**Exercise instructions**:
Output the records that follow exactly as they are written.

**Source data**:
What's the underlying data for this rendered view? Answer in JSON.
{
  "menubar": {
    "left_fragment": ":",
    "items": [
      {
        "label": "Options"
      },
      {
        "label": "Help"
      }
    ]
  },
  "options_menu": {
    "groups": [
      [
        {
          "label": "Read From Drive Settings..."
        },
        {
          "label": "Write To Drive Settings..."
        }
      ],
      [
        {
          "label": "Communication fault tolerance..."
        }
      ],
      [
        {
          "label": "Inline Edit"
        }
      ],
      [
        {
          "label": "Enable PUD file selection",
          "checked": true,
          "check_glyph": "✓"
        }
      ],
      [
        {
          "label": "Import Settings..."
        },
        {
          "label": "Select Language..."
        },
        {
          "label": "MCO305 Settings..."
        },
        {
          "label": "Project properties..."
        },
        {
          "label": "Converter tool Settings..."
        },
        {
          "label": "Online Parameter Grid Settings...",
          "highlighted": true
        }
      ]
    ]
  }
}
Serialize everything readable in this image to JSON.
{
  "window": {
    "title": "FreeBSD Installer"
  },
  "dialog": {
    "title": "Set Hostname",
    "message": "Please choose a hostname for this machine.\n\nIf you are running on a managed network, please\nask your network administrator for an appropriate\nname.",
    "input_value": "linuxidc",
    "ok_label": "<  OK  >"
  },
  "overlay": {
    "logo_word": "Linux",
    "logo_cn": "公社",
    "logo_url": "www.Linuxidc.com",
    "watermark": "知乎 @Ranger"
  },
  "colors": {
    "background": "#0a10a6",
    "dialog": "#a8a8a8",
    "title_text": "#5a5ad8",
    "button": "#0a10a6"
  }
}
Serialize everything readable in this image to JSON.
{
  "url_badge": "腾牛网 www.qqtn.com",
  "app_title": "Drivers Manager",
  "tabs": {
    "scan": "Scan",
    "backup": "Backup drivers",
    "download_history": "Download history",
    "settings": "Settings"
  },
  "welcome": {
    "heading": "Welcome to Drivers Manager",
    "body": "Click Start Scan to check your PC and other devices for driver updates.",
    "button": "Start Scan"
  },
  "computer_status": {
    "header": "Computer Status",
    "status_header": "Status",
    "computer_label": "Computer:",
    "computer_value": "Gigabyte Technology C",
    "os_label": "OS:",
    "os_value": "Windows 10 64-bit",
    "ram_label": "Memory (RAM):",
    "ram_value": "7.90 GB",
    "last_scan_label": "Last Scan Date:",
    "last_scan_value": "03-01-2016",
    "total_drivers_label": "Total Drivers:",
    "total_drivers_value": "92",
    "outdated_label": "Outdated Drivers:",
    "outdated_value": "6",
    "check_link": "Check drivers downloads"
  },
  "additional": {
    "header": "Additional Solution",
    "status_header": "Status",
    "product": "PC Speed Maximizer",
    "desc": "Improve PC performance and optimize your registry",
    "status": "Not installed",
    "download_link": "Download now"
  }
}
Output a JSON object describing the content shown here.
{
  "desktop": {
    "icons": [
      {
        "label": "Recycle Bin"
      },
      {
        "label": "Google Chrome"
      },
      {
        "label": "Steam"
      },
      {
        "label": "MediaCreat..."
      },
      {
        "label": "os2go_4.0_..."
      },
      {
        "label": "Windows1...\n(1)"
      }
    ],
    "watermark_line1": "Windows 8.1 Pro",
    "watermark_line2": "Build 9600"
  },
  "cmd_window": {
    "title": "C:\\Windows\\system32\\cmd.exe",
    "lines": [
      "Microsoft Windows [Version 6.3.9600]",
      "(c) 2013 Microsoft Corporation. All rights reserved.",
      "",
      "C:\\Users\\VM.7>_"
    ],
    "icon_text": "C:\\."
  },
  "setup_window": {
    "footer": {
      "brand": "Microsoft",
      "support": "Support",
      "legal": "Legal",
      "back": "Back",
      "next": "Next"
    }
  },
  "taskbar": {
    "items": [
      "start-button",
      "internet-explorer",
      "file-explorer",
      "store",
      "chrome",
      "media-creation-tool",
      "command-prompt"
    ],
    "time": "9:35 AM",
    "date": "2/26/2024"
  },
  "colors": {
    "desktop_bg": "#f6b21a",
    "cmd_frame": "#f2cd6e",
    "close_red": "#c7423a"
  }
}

**Exercise output**:
What's the underlying data for this rendered view? Answer in JSON.
{
  "menubar": {
    "left_fragment": ":",
    "items": [
      {
        "label": "Options"
      },
      {
        "label": "Help"
      }
    ]
  },
  "options_menu": {
    "groups": [
      [
        {
          "label": "Read From Drive Settings..."
        },
        {
          "label": "Write To Drive Settings..."
        }
      ],
      [
        {
          "label": "Communication fault tolerance..."
        }
      ],
      [
        {
          "label": "Inline Edit"
        }
      ],
      [
        {
          "label": "Enable PUD file selection",
          "checked": true,
          "check_glyph": "✓"
        }
      ],
      [
        {
          "label": "Import Settings..."
        },
        {
          "label": "Select Language..."
        },
        {
          "label": "MCO305 Settings..."
        },
        {
          "label": "Project properties..."
        },
        {
          "label": "Converter tool Settings..."
        },
        {
          "label": "Online Parameter Grid Settings...",
          "highlighted": true
        }
      ]
    ]
  }
}
Serialize everything readable in this image to JSON.
{
  "window": {
    "title": "FreeBSD Installer"
  },
  "dialog": {
    "title": "Set Hostname",
    "message": "Please choose a hostname for this machine.\n\nIf you are running on a managed network, please\nask your network administrator for an appropriate\nname.",
    "input_value": "linuxidc",
    "ok_label": "<  OK  >"
  },
  "overlay": {
    "logo_word": "Linux",
    "logo_cn": "公社",
    "logo_url": "www.Linuxidc.com",
    "watermark": "知乎 @Ranger"
  },
  "colors": {
    "background": "#0a10a6",
    "dialog": "#a8a8a8",
    "title_text": "#5a5ad8",
    "button": "#0a10a6"
  }
}
Serialize everything readable in this image to JSON.
{
  "url_badge": "腾牛网 www.qqtn.com",
  "app_title": "Drivers Manager",
  "tabs": {
    "scan": "Scan",
    "backup": "Backup drivers",
    "download_history": "Download history",
    "settings": "Settings"
  },
  "welcome": {
    "heading": "Welcome to Drivers Manager",
    "body": "Click Start Scan to check your PC and other devices for driver updates.",
    "button": "Start Scan"
  },
  "computer_status": {
    "header": "Computer Status",
    "status_header": "Status",
    "computer_label": "Computer:",
    "computer_value": "Gigabyte Technology C",
    "os_label": "OS:",
    "os_value": "Windows 10 64-bit",
    "ram_label": "Memory (RAM):",
    "ram_value": "7.90 GB",
    "last_scan_label": "Last Scan Date:",
    "last_scan_value": "03-01-2016",
    "total_drivers_label": "Total Drivers:",
    "total_drivers_value": "92",
    "outdated_label": "Outdated Drivers:",
    "outdated_value": "6",
    "check_link": "Check drivers downloads"
  },
  "additional": {
    "header": "Additional Solution",
    "status_header": "Status",
    "product": "PC Speed Maximizer",
    "desc": "Improve PC performance and optimize your registry",
    "status": "Not installed",
    "download_link": "Download now"
  }
}
Output a JSON object describing the content shown here.
{
  "desktop": {
    "icons": [
      {
        "label": "Recycle Bin"
      },
      {
        "label": "Google Chrome"
      },
      {
        "label": "Steam"
      },
      {
        "label": "MediaCreat..."
      },
      {
        "label": "os2go_4.0_..."
      },
      {
        "label": "Windows1...\n(1)"
      }
    ],
    "watermark_line1": "Windows 8.1 Pro",
    "watermark_line2": "Build 9600"
  },
  "cmd_window": {
    "title": "C:\\Windows\\system32\\cmd.exe",
    "lines": [
      "Microsoft Windows [Version 6.3.9600]",
      "(c) 2013 Microsoft Corporation. All rights reserved.",
      "",
      "C:\\Users\\VM.7>_"
    ],
    "icon_text": "C:\\."
  },
  "setup_window": {
    "footer": {
      "brand": "Microsoft",
      "support": "Support",
      "legal": "Legal",
      "back": "Back",
      "next": "Next"
    }
  },
  "taskbar": {
    "items": [
      "start-button",
      "internet-explorer",
      "file-explorer",
      "store",
      "chrome",
      "media-creation-tool",
      "command-prompt"
    ],
    "time": "9:35 AM",
    "date": "2/26/2024"
  },
  "colors": {
    "desktop_bg": "#f6b21a",
    "cmd_frame": "#f2cd6e",
    "close_red": "#c7423a"
  }
}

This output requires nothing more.